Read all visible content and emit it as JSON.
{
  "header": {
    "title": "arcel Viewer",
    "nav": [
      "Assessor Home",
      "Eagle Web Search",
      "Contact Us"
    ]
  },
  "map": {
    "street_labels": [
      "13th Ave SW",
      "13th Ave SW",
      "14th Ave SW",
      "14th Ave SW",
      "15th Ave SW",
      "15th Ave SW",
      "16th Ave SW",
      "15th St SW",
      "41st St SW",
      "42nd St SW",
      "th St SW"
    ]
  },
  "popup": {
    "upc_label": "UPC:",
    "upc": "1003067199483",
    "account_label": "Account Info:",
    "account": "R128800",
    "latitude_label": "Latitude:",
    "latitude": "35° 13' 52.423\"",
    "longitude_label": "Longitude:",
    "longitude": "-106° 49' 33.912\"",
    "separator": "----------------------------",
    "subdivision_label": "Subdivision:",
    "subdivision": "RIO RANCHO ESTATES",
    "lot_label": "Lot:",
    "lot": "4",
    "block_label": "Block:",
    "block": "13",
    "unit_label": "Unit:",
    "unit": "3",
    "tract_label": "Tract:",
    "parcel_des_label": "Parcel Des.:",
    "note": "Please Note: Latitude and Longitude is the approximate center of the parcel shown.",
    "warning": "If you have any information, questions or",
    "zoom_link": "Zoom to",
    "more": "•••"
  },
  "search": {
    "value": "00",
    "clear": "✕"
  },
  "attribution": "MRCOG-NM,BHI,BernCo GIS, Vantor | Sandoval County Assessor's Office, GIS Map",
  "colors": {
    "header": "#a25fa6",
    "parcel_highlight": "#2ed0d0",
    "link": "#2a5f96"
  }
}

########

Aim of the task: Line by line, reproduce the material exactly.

Result:
Read all visible content and emit it as JSON.
{
  "header": {
    "title": "arcel Viewer",
    "nav": [
      "Assessor Home",
      "Eagle Web Search",
      "Contact Us"
    ]
  },
  "map": {
    "street_labels": [
      "13th Ave SW",
      "13th Ave SW",
      "14th Ave SW",
      "14th Ave SW",
      "15th Ave SW",
      "15th Ave SW",
      "16th Ave SW",
      "15th St SW",
      "41st St SW",
      "42nd St SW",
      "th St SW"
    ]
  },
  "popup": {
    "upc_label": "UPC:",
    "upc": "1003067199483",
    "account_label": "Account Info:",
    "account": "R128800",
    "latitude_label": "Latitude:",
    "latitude": "35° 13' 52.423\"",
    "longitude_label": "Longitude:",
    "longitude": "-106° 49' 33.912\"",
    "separator": "----------------------------",
    "subdivision_label": "Subdivision:",
    "subdivision": "RIO RANCHO ESTATES",
    "lot_label": "Lot:",
    "lot": "4",
    "block_label": "Block:",
    "block": "13",
    "unit_label": "Unit:",
    "unit": "3",
    "tract_label": "Tract:",
    "parcel_des_label": "Parcel Des.:",
    "note": "Please Note: Latitude and Longitude is the approximate center of the parcel shown.",
    "warning": "If you have any information, questions or",
    "zoom_link": "Zoom to",
    "more": "•••"
  },
  "search": {
    "value": "00",
    "clear": "✕"
  },
  "attribution": "MRCOG-NM,BHI,BernCo GIS, Vantor | Sandoval County Assessor's Office, GIS Map",
  "colors": {
    "header": "#a25fa6",
    "parcel_highlight": "#2ed0d0",
    "link": "#2a5f96"
  }
}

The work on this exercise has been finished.